1 of 1 people found this helpful
We normally add Cisco IP SLA source routers to NPM first to ensure they can be monitored. Then we either use IP SLA Manager discovery to add them to IP SLA Manager node list or we add them manaually. If you cannot monitor the Cisco IP SLA source routers using NPM then you can try temporarily turning off Windows Firewall. If Windows firewall is blocking traffic you will have to add rules to allow ICMP and SNMP responses. If you do not wan to using NPM then you can RDP to NPM host and try to ping Cisco IP SLA source routers. You can also use SNMP tools like those found at http://www.elifulkerson.com/articles/net-snmp-windows-binary-unofficial.php.
I´ve found that the issue was the Symantec Endpoint protection blocking SNMP ports on the workstation.
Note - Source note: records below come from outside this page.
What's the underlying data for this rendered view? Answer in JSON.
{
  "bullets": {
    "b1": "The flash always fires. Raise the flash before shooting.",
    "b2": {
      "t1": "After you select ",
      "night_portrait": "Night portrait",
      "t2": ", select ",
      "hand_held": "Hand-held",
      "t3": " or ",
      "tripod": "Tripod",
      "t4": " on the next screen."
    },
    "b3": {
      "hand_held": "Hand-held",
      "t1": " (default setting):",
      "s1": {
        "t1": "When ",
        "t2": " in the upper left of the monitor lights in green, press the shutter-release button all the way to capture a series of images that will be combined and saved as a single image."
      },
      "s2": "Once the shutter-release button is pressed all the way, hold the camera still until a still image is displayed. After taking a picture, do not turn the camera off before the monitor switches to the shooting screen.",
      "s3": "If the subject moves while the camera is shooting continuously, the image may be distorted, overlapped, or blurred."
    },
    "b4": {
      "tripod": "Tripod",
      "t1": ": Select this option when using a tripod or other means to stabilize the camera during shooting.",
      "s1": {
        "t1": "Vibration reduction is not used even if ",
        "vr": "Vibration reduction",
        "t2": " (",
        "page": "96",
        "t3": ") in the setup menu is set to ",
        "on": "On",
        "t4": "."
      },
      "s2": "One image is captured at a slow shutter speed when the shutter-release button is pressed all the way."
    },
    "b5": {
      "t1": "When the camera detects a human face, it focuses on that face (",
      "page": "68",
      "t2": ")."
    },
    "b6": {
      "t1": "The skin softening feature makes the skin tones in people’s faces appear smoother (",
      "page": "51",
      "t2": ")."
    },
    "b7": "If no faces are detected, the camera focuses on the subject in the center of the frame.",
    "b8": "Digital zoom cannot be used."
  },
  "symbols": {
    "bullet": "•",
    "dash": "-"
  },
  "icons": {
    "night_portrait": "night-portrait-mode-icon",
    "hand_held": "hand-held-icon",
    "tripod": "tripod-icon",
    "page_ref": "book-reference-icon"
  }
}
Thanks in advance for the support!
For some of the operation types as well you may need both a read/write string, or CLI credentials in order for IPSLA to be able to get the information. If you are not seeing the nodes, though, make sure you have added the nodes into NPM to be monitored, then go into the IPSLA settings, or in the newer version the VoIP and Network Quality Manager Settings, and under IP SLA Management under Manage IP SLA Nodes try both the Automatically Discover IP SLA Capable Nodes and Manually Add Nodes.... This will allow you to add the nodes in order to monitor the operations you have added to them.